That said, even when some of the inserts are beginning to look very tatty indeed, the careful application of silver duct tape can eke another growing year out of them and so it was that the first job I found myself doing on Wednesday, was the inspection and repair of some of the inserts. I was also able to repair a split which was appearing in the main body of the propagator with more duct tape, before beginning the process of sowing more seeds.
Just over an hour later and two of the windowsill propagators were in situ on the dining room windowsill, packed to the gunnels with:
Windowsill Propagator 1
- Arava Melon (able to set fruit at lower temperatures and costing the whole of 10p in the end of season sale last year but well within date) 6 seeds;
- Marketmore Cucumber – 6 seeds;
- Russian Tarragon – 3 modules sown;
- Dill – 3 modules sown; and
- Fragrant Skies, High Scent and Early Fragrance Mix Sweet Pea – 4 seeds from each sown in one 6 module insert. These were some of the out of date seeds so may not take.
Windowsill Propagator 2
- Butterfly Mix Cosmos – 6 seeds sown bought packet;
- Sunset Shades Black Eyed Susan – 6 seeds sown bought packet;
- Gallery Mix Lupin – 18 seeds from bought but out of date packet;
- Mowgli French Marigold – 9 seeds from bought but out of date packet;
- F1 Hybrid Mix Marigold – 9 seeds from bought but out of date packet;
- Queen Sophia French Marigold – 18 seeds from bought but out of date packet;
- Showgirls Hollyhocks – 24 seeds from bought but out of date packet; and
- Glowing Embers Busy Lizzie (Impatiens) – 6 modules from bought but out of date packet.
If I get a reasonable to good rate of germination from the out of date flower seeds then I will sow more in a few weeks, to hopefully give me a nice display throughout the summer months. There are more flower seeds to sow but they are from march onwards.
Now begins the obsessive watching of the propagators for signs of life, despite knowing that the minimum germination for any of the seeds sown is 7 days. It’s a gardener thing. You worry and fret that the seeds haven’t got enough water, have too much water, are too hot, too cold, not viable and so on and so forth until the first specks of green begin to show.
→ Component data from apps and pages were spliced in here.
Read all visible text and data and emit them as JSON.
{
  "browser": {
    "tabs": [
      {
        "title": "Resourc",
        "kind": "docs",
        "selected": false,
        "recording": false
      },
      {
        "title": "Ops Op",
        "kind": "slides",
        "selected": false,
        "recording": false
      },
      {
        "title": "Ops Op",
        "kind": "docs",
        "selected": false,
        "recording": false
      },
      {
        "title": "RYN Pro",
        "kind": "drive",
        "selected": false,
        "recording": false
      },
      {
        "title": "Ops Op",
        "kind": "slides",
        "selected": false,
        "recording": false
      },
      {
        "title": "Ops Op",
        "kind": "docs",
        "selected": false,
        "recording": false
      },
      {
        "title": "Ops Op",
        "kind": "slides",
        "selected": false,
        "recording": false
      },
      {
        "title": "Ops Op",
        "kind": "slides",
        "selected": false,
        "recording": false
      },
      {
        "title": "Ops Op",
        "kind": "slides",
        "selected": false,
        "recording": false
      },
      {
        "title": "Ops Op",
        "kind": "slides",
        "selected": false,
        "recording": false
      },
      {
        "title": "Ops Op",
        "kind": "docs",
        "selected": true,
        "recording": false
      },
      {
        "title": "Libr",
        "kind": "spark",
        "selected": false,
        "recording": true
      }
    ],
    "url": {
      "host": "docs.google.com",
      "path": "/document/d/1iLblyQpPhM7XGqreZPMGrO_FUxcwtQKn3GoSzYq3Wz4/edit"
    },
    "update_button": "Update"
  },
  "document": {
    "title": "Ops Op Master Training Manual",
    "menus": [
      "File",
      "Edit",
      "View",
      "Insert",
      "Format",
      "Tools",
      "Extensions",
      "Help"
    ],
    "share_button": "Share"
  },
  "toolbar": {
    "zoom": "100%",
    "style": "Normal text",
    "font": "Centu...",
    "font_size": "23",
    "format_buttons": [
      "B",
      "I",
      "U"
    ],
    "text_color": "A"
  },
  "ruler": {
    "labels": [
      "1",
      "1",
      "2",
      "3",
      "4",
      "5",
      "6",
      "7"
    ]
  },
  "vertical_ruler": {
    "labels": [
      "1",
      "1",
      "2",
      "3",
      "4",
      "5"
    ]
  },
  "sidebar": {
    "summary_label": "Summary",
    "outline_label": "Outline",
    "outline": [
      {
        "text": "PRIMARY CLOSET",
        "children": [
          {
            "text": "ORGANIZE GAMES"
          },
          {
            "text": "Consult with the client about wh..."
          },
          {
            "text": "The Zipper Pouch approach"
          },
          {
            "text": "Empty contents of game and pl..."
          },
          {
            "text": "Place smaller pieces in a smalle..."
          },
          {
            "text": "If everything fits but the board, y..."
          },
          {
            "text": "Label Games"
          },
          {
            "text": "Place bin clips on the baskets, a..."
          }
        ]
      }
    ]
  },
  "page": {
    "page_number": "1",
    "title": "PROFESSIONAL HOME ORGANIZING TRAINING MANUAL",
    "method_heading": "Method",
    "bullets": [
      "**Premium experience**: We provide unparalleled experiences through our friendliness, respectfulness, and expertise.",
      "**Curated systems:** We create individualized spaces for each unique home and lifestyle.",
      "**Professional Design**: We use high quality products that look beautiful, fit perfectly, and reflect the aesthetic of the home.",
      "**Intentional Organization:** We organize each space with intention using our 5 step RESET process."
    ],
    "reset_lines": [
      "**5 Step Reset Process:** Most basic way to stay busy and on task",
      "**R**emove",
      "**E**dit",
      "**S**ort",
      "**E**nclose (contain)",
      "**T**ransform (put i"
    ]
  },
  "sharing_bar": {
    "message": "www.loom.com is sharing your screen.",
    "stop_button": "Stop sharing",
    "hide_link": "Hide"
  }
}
With the outside temperatures dropping so low on a night time, I will be moving the propagators off the windowsills last thing at night and putting them onto the kitchen sides, to give the seeds the best possible chance at germination. Fingers crossed and watch this space.